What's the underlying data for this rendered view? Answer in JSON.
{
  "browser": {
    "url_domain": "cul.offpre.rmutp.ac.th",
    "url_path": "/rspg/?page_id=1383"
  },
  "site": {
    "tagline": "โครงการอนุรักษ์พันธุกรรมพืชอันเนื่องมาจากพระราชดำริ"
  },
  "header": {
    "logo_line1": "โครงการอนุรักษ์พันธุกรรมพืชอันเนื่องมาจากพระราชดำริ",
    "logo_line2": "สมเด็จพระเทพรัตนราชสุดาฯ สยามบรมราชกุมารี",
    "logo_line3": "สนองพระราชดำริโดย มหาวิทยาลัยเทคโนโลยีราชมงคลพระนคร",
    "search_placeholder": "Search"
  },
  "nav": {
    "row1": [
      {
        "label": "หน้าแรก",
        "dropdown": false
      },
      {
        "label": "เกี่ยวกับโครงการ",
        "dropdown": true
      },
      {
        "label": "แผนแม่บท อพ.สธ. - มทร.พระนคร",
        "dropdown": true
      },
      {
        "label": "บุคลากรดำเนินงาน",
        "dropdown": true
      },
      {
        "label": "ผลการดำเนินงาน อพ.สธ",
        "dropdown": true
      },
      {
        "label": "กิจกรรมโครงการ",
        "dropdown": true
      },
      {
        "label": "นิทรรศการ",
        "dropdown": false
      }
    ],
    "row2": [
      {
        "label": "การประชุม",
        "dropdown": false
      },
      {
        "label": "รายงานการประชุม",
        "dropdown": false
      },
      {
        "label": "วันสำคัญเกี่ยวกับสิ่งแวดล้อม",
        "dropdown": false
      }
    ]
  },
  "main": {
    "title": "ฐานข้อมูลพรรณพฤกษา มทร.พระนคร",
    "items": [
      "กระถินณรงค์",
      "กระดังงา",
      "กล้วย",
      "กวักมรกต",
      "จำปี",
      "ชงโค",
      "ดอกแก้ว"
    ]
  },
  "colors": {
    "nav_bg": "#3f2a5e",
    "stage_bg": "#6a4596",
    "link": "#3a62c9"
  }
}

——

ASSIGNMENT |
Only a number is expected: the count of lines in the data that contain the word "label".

EXERCISE OUTPUT |
10